Stored entries:
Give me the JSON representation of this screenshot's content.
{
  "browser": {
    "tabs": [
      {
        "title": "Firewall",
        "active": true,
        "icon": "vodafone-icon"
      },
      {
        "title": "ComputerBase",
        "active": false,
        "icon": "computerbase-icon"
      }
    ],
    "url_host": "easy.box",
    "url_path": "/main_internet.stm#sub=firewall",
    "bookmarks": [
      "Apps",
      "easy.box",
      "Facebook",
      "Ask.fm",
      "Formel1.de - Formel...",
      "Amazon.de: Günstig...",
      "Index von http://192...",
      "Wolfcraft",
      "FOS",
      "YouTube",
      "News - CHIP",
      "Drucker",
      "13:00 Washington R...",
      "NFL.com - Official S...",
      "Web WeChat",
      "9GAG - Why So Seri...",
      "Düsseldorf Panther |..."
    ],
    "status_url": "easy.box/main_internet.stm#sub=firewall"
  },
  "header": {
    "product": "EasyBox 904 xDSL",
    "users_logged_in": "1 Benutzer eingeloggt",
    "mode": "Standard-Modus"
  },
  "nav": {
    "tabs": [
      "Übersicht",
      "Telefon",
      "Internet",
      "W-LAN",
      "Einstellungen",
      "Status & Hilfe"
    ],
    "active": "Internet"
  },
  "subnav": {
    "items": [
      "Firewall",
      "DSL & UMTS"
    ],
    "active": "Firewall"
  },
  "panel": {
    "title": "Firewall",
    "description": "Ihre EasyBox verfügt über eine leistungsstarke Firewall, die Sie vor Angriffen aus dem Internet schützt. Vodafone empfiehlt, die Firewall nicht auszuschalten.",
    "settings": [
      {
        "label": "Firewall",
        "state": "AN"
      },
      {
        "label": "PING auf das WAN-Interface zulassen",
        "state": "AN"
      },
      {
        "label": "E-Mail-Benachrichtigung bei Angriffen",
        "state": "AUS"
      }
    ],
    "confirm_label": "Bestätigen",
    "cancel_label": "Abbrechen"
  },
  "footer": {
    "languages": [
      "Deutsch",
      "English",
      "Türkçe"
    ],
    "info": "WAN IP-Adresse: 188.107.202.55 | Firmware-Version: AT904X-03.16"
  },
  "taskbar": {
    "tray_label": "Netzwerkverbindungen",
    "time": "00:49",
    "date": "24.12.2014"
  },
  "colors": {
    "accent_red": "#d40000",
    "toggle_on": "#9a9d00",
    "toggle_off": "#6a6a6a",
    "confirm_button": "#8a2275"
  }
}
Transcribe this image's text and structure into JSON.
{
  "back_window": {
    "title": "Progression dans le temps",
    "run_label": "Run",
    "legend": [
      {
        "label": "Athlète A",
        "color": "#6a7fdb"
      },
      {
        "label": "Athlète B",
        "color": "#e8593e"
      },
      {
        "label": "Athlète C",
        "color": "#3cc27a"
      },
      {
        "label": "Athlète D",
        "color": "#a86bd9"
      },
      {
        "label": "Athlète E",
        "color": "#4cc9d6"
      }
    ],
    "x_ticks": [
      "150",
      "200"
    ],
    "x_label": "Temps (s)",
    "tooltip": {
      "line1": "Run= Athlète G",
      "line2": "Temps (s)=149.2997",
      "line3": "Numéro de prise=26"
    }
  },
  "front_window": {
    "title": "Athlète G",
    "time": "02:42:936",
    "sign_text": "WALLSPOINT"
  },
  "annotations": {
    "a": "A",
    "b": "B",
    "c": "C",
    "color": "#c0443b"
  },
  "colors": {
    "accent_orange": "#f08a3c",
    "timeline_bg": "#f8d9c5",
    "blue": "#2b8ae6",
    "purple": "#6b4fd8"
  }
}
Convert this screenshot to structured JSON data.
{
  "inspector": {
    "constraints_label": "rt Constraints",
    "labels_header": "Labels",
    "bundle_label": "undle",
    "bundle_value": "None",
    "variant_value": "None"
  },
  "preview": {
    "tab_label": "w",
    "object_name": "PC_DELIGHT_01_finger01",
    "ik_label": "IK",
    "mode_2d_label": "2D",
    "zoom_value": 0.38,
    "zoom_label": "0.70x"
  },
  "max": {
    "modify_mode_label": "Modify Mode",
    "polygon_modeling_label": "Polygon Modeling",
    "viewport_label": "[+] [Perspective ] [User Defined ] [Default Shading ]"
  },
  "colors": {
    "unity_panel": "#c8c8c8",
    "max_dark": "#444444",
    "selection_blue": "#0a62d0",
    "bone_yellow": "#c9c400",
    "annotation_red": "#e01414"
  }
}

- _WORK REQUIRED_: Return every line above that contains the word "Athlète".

- _RESULT OF THE TASK_:
        "label": "Athlète A",
        "label": "Athlète B",
        "label": "Athlète C",
        "label": "Athlète D",
        "label": "Athlète E",
      "line1": "Run= Athlète G",
    "title": "Athlète G",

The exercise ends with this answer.